Dataset:
────────────────

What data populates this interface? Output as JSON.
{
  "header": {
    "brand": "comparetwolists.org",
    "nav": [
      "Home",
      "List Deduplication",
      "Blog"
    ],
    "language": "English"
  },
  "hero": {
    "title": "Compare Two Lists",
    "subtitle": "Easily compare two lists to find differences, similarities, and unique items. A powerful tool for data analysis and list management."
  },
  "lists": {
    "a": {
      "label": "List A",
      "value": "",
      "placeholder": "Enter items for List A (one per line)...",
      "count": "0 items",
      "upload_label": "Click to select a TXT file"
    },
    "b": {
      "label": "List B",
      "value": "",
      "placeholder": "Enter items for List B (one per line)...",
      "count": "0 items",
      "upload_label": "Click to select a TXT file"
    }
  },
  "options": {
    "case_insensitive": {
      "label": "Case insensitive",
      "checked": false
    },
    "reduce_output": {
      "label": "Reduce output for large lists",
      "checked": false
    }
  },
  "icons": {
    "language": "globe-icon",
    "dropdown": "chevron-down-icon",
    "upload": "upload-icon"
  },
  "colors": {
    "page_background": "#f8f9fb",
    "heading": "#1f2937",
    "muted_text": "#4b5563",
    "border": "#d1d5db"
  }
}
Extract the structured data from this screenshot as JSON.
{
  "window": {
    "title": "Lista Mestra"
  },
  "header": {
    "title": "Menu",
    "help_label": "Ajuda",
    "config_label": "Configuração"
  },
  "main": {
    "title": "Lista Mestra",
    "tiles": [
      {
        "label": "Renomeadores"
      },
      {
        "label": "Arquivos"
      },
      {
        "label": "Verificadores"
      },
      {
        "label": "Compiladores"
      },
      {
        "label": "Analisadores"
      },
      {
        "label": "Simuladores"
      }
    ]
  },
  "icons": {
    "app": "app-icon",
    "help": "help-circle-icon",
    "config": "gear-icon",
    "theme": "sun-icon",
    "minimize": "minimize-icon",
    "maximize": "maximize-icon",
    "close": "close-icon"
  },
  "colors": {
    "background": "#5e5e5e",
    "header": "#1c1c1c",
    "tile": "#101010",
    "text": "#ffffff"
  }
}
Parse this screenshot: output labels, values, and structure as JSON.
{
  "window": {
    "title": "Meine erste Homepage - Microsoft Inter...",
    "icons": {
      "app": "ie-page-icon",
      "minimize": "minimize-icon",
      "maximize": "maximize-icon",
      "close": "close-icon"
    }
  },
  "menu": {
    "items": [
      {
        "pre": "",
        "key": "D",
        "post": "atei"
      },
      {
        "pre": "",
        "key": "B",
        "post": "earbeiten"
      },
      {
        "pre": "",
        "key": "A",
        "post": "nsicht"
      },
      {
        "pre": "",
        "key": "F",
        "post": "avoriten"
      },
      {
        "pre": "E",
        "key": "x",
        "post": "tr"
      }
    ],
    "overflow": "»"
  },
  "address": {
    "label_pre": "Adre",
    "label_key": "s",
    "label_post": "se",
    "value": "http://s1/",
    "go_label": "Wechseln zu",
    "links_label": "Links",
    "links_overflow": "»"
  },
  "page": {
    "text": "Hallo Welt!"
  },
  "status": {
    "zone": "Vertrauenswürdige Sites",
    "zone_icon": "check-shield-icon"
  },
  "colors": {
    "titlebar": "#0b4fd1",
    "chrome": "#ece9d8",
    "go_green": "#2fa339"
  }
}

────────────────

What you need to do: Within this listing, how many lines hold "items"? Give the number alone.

Solution for this task: 6